What you are asked to do = Could you print every record exactly as it stands?

Website and app data records =
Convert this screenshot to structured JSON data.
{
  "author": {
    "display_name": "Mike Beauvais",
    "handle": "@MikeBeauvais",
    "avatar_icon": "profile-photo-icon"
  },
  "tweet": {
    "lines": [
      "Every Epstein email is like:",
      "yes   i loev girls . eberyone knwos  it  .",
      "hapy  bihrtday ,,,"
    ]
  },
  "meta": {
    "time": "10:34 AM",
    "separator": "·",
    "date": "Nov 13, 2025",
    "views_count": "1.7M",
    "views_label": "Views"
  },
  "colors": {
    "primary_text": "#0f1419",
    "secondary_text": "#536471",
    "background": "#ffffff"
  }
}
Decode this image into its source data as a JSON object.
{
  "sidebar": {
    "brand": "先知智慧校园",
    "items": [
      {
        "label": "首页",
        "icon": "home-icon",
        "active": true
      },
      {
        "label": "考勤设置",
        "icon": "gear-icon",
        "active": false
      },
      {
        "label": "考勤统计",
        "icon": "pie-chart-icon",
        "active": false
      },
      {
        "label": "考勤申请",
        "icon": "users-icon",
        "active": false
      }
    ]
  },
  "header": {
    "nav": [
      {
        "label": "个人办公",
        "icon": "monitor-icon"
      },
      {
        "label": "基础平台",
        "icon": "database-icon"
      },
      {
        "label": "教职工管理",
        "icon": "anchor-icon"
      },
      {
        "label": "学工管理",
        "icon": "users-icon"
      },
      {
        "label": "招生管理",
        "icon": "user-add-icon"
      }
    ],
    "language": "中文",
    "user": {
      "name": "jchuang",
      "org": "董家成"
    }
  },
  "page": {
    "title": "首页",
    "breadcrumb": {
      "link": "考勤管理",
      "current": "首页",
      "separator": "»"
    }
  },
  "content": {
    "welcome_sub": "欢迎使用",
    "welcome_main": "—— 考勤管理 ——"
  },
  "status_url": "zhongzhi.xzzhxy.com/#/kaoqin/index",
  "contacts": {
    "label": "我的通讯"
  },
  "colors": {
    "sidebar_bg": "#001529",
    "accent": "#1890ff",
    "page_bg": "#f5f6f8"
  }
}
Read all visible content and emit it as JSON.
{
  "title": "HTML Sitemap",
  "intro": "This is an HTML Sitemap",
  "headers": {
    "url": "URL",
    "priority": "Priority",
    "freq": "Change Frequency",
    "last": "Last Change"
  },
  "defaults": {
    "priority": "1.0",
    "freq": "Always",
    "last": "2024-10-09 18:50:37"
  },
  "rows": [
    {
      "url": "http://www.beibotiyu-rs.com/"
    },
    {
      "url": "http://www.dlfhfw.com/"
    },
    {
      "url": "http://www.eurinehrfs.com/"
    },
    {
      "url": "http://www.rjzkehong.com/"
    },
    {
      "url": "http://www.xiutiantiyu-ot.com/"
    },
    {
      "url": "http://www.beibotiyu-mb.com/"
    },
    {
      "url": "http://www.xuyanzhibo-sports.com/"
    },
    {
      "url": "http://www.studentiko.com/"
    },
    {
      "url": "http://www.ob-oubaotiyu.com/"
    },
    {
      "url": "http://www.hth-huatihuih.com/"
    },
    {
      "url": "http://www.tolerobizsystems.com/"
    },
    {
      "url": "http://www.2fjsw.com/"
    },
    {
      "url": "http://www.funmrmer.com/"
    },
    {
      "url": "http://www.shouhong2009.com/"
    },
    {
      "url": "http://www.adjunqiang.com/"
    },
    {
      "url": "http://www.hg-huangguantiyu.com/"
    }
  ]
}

Answer =
Convert this screenshot to structured JSON data.
{
  "author": {
    "display_name": "Mike Beauvais",
    "handle": "@MikeBeauvais",
    "avatar_icon": "profile-photo-icon"
  },
  "tweet": {
    "lines": [
      "Every Epstein email is like:",
      "yes   i loev girls . eberyone knwos  it  .",
      "hapy  bihrtday ,,,"
    ]
  },
  "meta": {
    "time": "10:34 AM",
    "separator": "·",
    "date": "Nov 13, 2025",
    "views_count": "1.7M",
    "views_label": "Views"
  },
  "colors": {
    "primary_text": "#0f1419",
    "secondary_text": "#536471",
    "background": "#ffffff"
  }
}
Decode this image into its source data as a JSON object.
{
  "sidebar": {
    "brand": "先知智慧校园",
    "items": [
      {
        "label": "首页",
        "icon": "home-icon",
        "active": true
      },
      {
        "label": "考勤设置",
        "icon": "gear-icon",
        "active": false
      },
      {
        "label": "考勤统计",
        "icon": "pie-chart-icon",
        "active": false
      },
      {
        "label": "考勤申请",
        "icon": "users-icon",
        "active": false
      }
    ]
  },
  "header": {
    "nav": [
      {
        "label": "个人办公",
        "icon": "monitor-icon"
      },
      {
        "label": "基础平台",
        "icon": "database-icon"
      },
      {
        "label": "教职工管理",
        "icon": "anchor-icon"
      },
      {
        "label": "学工管理",
        "icon": "users-icon"
      },
      {
        "label": "招生管理",
        "icon": "user-add-icon"
      }
    ],
    "language": "中文",
    "user": {
      "name": "jchuang",
      "org": "董家成"
    }
  },
  "page": {
    "title": "首页",
    "breadcrumb": {
      "link": "考勤管理",
      "current": "首页",
      "separator": "»"
    }
  },
  "content": {
    "welcome_sub": "欢迎使用",
    "welcome_main": "—— 考勤管理 ——"
  },
  "status_url": "zhongzhi.xzzhxy.com/#/kaoqin/index",
  "contacts": {
    "label": "我的通讯"
  },
  "colors": {
    "sidebar_bg": "#001529",
    "accent": "#1890ff",
    "page_bg": "#f5f6f8"
  }
}
Read all visible content and emit it as JSON.
{
  "title": "HTML Sitemap",
  "intro": "This is an HTML Sitemap",
  "headers": {
    "url": "URL",
    "priority": "Priority",
    "freq": "Change Frequency",
    "last": "Last Change"
  },
  "defaults": {
    "priority": "1.0",
    "freq": "Always",
    "last": "2024-10-09 18:50:37"
  },
  "rows": [
    {
      "url": "http://www.beibotiyu-rs.com/"
    },
    {
      "url": "http://www.dlfhfw.com/"
    },
    {
      "url": "http://www.eurinehrfs.com/"
    },
    {
      "url": "http://www.rjzkehong.com/"
    },
    {
      "url": "http://www.xiutiantiyu-ot.com/"
    },
    {
      "url": "http://www.beibotiyu-mb.com/"
    },
    {
      "url": "http://www.xuyanzhibo-sports.com/"
    },
    {
      "url": "http://www.studentiko.com/"
    },
    {
      "url": "http://www.ob-oubaotiyu.com/"
    },
    {
      "url": "http://www.hth-huatihuih.com/"
    },
    {
      "url": "http://www.tolerobizsystems.com/"
    },
    {
      "url": "http://www.2fjsw.com/"
    },
    {
      "url": "http://www.funmrmer.com/"
    },
    {
      "url": "http://www.shouhong2009.com/"
    },
    {
      "url": "http://www.adjunqiang.com/"
    },
    {
      "url": "http://www.hg-huangguantiyu.com/"
    }
  ]
}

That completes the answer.